## Activity
When the string "kind" occurs in a line of the listing below, return that line.

START Records supplied

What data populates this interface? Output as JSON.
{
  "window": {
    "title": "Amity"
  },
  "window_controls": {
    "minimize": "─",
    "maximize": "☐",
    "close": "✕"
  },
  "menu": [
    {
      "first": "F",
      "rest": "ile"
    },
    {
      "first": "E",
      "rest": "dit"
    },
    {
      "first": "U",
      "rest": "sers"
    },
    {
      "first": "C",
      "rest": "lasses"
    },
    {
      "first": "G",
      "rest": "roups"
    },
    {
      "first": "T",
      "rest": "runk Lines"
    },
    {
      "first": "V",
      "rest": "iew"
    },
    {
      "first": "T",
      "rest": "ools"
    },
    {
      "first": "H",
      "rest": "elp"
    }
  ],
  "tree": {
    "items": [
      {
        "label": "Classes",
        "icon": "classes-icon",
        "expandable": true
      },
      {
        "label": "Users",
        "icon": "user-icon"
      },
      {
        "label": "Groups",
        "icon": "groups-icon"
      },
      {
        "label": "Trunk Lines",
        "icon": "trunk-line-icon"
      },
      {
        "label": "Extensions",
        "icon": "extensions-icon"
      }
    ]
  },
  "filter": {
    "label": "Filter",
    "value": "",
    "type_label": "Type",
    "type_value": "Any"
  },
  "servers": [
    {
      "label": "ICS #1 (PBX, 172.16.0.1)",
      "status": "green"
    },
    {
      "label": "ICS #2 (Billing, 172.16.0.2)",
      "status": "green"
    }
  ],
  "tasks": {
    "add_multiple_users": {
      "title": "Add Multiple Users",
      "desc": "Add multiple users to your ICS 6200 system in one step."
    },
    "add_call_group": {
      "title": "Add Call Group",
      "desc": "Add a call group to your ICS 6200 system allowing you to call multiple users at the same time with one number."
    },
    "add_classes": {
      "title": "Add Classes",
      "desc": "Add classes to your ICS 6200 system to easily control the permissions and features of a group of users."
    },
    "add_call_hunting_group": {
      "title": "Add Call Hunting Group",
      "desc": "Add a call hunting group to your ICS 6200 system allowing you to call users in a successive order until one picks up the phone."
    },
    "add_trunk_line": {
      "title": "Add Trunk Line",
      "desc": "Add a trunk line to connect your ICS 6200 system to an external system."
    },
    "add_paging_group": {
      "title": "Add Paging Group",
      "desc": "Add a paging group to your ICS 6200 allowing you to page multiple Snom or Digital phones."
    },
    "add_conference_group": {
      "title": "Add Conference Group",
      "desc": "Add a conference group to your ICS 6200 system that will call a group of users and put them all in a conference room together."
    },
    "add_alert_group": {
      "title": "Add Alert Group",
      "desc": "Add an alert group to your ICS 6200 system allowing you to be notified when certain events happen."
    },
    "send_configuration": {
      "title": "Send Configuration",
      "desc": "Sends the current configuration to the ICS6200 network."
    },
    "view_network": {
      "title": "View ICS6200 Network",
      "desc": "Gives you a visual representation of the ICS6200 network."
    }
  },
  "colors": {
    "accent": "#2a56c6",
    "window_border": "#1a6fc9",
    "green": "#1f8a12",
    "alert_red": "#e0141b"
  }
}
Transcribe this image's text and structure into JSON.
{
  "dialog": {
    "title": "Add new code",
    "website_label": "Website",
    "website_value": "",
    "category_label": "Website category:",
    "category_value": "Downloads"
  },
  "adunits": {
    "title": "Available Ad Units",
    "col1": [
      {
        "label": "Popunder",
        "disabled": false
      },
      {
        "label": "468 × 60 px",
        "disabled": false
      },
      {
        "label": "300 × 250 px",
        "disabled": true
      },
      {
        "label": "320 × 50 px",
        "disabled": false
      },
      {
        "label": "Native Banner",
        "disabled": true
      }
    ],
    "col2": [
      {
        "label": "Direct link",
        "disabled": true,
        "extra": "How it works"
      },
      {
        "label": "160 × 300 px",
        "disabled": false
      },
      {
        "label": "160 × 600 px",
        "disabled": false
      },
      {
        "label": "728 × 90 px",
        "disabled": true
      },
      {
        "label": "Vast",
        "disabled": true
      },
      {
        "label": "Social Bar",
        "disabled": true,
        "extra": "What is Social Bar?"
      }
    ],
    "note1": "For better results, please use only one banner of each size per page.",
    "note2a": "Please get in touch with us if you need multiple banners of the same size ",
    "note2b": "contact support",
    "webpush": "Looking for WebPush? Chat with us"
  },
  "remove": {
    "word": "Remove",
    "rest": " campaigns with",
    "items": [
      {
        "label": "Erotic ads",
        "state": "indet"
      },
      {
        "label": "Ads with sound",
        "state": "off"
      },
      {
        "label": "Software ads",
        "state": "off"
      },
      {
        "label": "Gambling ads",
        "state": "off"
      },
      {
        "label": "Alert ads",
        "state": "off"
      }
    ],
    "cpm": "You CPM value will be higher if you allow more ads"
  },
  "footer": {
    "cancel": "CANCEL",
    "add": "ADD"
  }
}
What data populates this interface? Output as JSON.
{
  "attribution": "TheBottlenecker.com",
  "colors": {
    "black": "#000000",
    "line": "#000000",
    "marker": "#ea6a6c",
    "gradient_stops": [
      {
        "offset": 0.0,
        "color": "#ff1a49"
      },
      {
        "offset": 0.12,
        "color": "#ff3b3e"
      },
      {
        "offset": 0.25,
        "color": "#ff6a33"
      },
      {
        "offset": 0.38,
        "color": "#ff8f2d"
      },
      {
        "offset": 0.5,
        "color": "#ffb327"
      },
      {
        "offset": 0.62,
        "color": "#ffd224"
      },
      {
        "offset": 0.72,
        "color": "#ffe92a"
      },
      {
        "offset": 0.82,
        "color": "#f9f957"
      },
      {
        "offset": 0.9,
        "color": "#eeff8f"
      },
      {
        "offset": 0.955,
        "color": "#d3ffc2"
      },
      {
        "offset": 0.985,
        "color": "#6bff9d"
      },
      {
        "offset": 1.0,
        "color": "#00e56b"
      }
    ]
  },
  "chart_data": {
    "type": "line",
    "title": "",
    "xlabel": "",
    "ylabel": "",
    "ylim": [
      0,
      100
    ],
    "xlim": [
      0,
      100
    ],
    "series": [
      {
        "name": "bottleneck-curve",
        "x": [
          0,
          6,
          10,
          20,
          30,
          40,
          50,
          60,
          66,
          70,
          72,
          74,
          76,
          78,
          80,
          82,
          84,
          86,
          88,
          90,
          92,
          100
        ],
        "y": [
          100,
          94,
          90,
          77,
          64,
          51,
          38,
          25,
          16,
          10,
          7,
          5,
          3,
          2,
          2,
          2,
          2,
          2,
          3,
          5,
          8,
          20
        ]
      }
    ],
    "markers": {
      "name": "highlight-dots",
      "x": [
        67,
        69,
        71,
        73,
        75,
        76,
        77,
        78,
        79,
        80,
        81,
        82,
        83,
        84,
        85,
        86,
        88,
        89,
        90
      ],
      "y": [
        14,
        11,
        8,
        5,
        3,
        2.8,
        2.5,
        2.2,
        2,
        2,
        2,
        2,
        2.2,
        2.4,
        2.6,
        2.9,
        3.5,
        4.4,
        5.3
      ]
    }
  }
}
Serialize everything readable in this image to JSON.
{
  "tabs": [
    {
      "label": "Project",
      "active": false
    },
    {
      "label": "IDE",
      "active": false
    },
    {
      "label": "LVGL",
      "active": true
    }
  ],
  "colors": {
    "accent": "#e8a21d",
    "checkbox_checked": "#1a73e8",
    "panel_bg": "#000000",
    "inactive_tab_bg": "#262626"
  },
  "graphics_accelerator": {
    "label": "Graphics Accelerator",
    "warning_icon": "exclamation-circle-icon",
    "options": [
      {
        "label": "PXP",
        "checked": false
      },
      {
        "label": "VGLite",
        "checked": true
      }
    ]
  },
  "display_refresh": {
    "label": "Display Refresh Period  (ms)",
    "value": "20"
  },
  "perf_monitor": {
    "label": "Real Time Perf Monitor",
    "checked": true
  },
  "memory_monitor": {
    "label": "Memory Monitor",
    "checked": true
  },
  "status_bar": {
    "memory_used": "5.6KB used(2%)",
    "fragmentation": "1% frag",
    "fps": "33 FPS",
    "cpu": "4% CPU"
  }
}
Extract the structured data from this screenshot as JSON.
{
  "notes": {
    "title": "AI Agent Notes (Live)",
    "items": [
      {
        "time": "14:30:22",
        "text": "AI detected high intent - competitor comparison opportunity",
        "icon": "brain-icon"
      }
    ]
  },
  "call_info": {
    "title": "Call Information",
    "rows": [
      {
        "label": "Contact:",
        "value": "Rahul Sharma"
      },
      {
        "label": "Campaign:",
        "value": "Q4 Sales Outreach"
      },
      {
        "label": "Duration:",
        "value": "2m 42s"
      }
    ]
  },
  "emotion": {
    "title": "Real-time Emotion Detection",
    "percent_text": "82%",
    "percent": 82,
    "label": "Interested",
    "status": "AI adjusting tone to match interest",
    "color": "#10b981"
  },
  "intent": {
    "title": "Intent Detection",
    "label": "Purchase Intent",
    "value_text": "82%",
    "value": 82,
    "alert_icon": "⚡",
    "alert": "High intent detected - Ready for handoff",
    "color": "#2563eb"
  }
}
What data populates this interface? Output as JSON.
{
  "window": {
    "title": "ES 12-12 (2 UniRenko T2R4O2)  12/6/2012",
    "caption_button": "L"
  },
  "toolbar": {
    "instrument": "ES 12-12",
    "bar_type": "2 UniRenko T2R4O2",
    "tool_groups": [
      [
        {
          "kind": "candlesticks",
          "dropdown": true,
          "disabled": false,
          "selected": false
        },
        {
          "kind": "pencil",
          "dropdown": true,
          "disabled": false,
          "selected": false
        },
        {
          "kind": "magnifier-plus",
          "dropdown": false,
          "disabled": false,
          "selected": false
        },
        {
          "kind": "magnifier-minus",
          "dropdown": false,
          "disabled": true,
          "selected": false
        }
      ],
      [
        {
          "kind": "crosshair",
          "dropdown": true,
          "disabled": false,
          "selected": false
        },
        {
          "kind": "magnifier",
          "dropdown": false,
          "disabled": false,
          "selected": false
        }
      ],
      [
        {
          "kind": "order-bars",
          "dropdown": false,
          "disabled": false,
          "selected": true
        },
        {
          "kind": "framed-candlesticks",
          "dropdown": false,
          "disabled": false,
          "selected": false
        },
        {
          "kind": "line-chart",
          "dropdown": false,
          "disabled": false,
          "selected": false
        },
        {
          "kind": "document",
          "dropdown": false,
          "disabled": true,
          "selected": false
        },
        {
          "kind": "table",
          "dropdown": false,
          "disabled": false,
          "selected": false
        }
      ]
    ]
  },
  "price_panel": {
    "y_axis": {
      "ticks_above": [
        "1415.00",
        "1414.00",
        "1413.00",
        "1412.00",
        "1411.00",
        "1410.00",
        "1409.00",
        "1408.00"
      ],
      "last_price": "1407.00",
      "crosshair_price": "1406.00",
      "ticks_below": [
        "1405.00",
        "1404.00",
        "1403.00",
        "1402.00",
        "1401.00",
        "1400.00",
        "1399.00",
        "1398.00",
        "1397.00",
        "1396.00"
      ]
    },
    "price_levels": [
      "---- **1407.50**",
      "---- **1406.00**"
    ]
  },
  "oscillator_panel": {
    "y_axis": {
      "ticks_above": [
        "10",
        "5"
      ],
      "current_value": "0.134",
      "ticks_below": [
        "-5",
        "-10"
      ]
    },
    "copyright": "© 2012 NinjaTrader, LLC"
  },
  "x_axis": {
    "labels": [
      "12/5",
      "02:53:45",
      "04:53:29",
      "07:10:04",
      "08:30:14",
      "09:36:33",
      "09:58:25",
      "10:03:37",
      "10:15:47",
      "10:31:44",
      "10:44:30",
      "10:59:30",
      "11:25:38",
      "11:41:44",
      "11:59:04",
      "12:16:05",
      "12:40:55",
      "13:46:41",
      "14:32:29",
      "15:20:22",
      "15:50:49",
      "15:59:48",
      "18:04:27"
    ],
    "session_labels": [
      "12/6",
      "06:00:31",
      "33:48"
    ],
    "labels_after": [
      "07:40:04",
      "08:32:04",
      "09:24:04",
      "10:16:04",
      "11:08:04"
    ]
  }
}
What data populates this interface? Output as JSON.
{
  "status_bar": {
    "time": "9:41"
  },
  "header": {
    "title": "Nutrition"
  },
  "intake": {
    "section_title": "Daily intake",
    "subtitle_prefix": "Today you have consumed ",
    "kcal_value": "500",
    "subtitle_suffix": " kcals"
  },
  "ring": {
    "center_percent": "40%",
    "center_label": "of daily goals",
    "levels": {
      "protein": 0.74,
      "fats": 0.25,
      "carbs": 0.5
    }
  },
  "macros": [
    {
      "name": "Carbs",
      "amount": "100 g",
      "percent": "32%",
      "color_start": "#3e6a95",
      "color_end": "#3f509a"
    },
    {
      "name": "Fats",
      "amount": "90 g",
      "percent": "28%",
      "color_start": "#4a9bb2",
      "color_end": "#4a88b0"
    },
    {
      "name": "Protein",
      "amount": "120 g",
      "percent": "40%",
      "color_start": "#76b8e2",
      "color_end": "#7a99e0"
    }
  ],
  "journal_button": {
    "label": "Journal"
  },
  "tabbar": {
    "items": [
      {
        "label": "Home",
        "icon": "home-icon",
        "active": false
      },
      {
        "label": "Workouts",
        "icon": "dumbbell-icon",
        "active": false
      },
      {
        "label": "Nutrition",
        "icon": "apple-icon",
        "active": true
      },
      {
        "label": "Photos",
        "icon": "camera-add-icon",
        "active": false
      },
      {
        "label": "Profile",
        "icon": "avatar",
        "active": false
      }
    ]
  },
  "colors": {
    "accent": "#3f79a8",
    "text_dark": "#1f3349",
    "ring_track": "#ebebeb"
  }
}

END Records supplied

## Solution below
          "kind": "candlesticks",
          "kind": "pencil",
          "kind": "magnifier-plus",
          "kind": "magnifier-minus",
          "kind": "crosshair",
          "kind": "magnifier",
          "kind": "order-bars",
          "kind": "framed-candlesticks",
          "kind": "line-chart",
          "kind": "document",
          "kind": "table",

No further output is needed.